■ Problem description
Please repeat the data below exactly, with the pictures removed.

■ Excerpted records

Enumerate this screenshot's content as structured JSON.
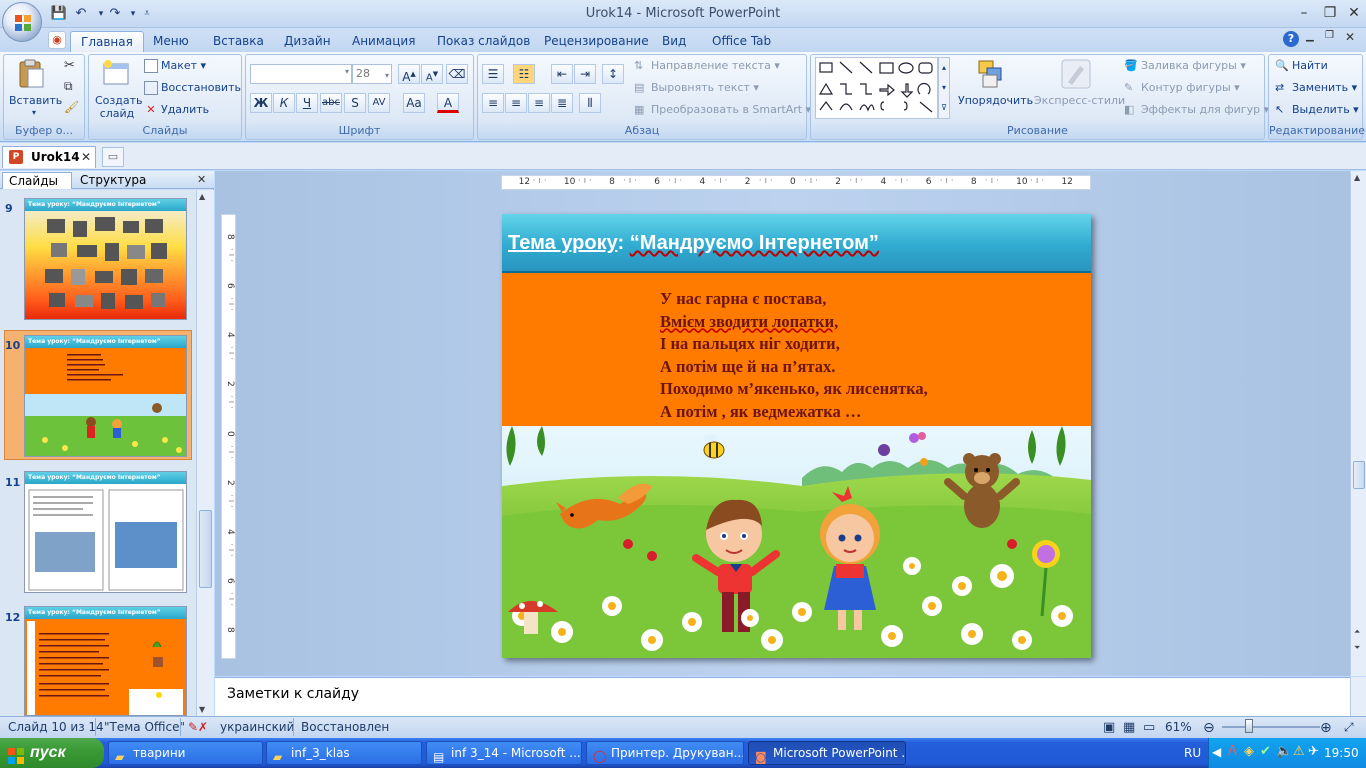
{
  "window": {
    "title": "Urok14 - Microsoft PowerPoint",
    "qat_icons": [
      "save-icon",
      "undo-icon",
      "redo-icon",
      "customize-icon"
    ]
  },
  "ribbon": {
    "tabs": [
      "Главная",
      "Меню",
      "Вставка",
      "Дизайн",
      "Анимация",
      "Показ слайдов",
      "Рецензирование",
      "Вид",
      "Office Tab"
    ],
    "active_tab": "Главная",
    "clipboard": {
      "group": "Буфер о...",
      "paste": "Вставить"
    },
    "slides": {
      "group": "Слайды",
      "new_slide": "Создать слайд",
      "layout": "Макет",
      "reset": "Восстановить",
      "delete": "Удалить"
    },
    "font": {
      "group": "Шрифт",
      "font_name": "",
      "font_size": "28",
      "bold": "Ж",
      "italic": "К",
      "underline": "Ч",
      "strike": "abc",
      "shadow": "S",
      "spacing": "AV",
      "case": "Aa",
      "color": "A"
    },
    "paragraph": {
      "group": "Абзац",
      "text_direction": "Направление текста",
      "align_text": "Выровнять текст",
      "smartart": "Преобразовать в SmartArt"
    },
    "drawing": {
      "group": "Рисование",
      "arrange": "Упорядочить",
      "quick_styles": "Экспресс-стили",
      "fill": "Заливка фигуры",
      "outline": "Контур фигуры",
      "effects": "Эффекты для фигур"
    },
    "editing": {
      "group": "Редактирование",
      "find": "Найти",
      "replace": "Заменить",
      "select": "Выделить"
    }
  },
  "doc_tab": {
    "name": "Urok14"
  },
  "left_panel": {
    "tabs": [
      "Слайды",
      "Структура"
    ],
    "slides": [
      {
        "num": "9",
        "title": "Тема уроку: “Мандруємо Інтернетом”"
      },
      {
        "num": "10",
        "title": "Тема уроку: “Мандруємо Інтернетом”",
        "selected": true
      },
      {
        "num": "11",
        "title": "Тема уроку: “Мандруємо Інтернетом”"
      },
      {
        "num": "12",
        "title": "Тема уроку: “Мандруємо Інтернетом”"
      }
    ]
  },
  "rulers": {
    "h_ticks": [
      "12",
      "10",
      "8",
      "6",
      "4",
      "2",
      "0",
      "2",
      "4",
      "6",
      "8",
      "10",
      "12"
    ],
    "v_ticks": [
      "8",
      "6",
      "4",
      "2",
      "0",
      "2",
      "4",
      "6",
      "8"
    ]
  },
  "slide": {
    "title_label": "Тема уроку",
    "title_colon": ":",
    "title_quote": "“Мандруємо Інтернетом”",
    "poem": [
      "У нас гарна є постава,",
      "Вмієм зводити лопатки,",
      "І на пальцях ніг ходити,",
      "А потім ще й на п’ятах.",
      "Походимо м’якенько, як лисенятка,",
      "А потім , як ведмежатка …"
    ]
  },
  "notes": {
    "placeholder": "Заметки к слайду"
  },
  "status": {
    "slide": "Слайд 10 из 14",
    "theme": "\"Тема Office\"",
    "language": "украинский",
    "state": "Восстановлен",
    "zoom": "61%"
  },
  "taskbar": {
    "start": "пуск",
    "tasks": [
      "тварини",
      "inf_3_klas",
      "inf 3_14 - Microsoft ...",
      "Принтер. Друкуван...",
      "Microsoft PowerPoint ..."
    ],
    "lang": "RU",
    "clock": "19:50"
  },
  "colors": {
    "slide_bg": "#ff7b00",
    "header": "#31abd1",
    "poem_text": "#6d1414"
  }
}
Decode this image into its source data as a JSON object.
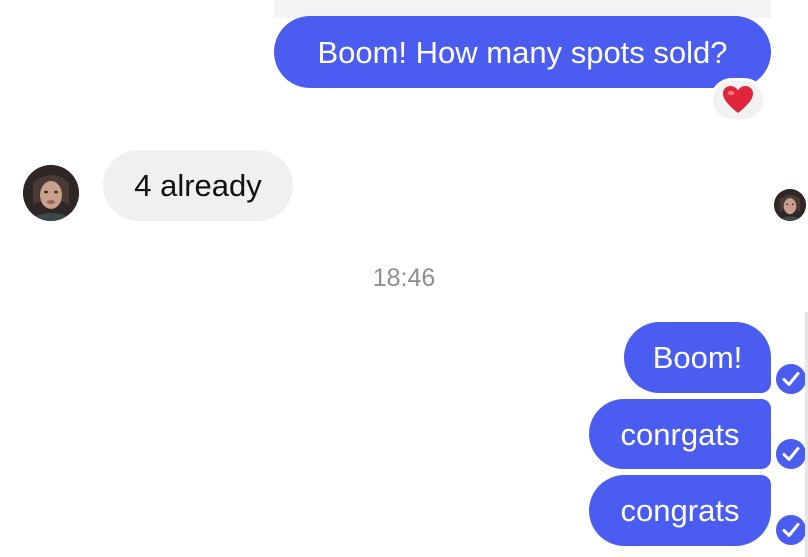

■ Problem solution
Enumerate this screenshot's content as structured JSON.
{
  "window": {
    "title": "Urok14 - Microsoft PowerPoint",
    "qat_icons": [
      "save-icon",
      "undo-icon",
      "redo-icon",
      "customize-icon"
    ]
  },
  "ribbon": {
    "tabs": [
      "Главная",
      "Меню",
      "Вставка",
      "Дизайн",
      "Анимация",
      "Показ слайдов",
      "Рецензирование",
      "Вид",
      "Office Tab"
    ],
    "active_tab": "Главная",
    "clipboard": {
      "group": "Буфер о...",
      "paste": "Вставить"
    },
    "slides": {
      "group": "Слайды",
      "new_slide": "Создать слайд",
      "layout": "Макет",
      "reset": "Восстановить",
      "delete": "Удалить"
    },
    "font": {
      "group": "Шрифт",
      "font_name": "",
      "font_size": "28",
      "bold": "Ж",
      "italic": "К",
      "underline": "Ч",
      "strike": "abc",
      "shadow": "S",
      "spacing": "AV",
      "case": "Aa",
      "color": "A"
    },
    "paragraph": {
      "group": "Абзац",
      "text_direction": "Направление текста",
      "align_text": "Выровнять текст",
      "smartart": "Преобразовать в SmartArt"
    },
    "drawing": {
      "group": "Рисование",
      "arrange": "Упорядочить",
      "quick_styles": "Экспресс-стили",
      "fill": "Заливка фигуры",
      "outline": "Контур фигуры",
      "effects": "Эффекты для фигур"
    },
    "editing": {
      "group": "Редактирование",
      "find": "Найти",
      "replace": "Заменить",
      "select": "Выделить"
    }
  },
  "doc_tab": {
    "name": "Urok14"
  },
  "left_panel": {
    "tabs": [
      "Слайды",
      "Структура"
    ],
    "slides": [
      {
        "num": "9",
        "title": "Тема уроку: “Мандруємо Інтернетом”"
      },
      {
        "num": "10",
        "title": "Тема уроку: “Мандруємо Інтернетом”",
        "selected": true
      },
      {
        "num": "11",
        "title": "Тема уроку: “Мандруємо Інтернетом”"
      },
      {
        "num": "12",
        "title": "Тема уроку: “Мандруємо Інтернетом”"
      }
    ]
  },
  "rulers": {
    "h_ticks": [
      "12",
      "10",
      "8",
      "6",
      "4",
      "2",
      "0",
      "2",
      "4",
      "6",
      "8",
      "10",
      "12"
    ],
    "v_ticks": [
      "8",
      "6",
      "4",
      "2",
      "0",
      "2",
      "4",
      "6",
      "8"
    ]
  },
  "slide": {
    "title_label": "Тема уроку",
    "title_colon": ":",
    "title_quote": "“Мандруємо Інтернетом”",
    "poem": [
      "У нас гарна є постава,",
      "Вмієм зводити лопатки,",
      "І на пальцях ніг ходити,",
      "А потім ще й на п’ятах.",
      "Походимо м’якенько, як лисенятка,",
      "А потім , як ведмежатка …"
    ]
  },
  "notes": {
    "placeholder": "Заметки к слайду"
  },
  "status": {
    "slide": "Слайд 10 из 14",
    "theme": "\"Тема Office\"",
    "language": "украинский",
    "state": "Восстановлен",
    "zoom": "61%"
  },
  "taskbar": {
    "start": "пуск",
    "tasks": [
      "тварини",
      "inf_3_klas",
      "inf 3_14 - Microsoft ...",
      "Принтер. Друкуван...",
      "Microsoft PowerPoint ..."
    ],
    "lang": "RU",
    "clock": "19:50"
  },
  "colors": {
    "slide_bg": "#ff7b00",
    "header": "#31abd1",
    "poem_text": "#6d1414"
  }
}
Decode this image into its source data as a JSON object.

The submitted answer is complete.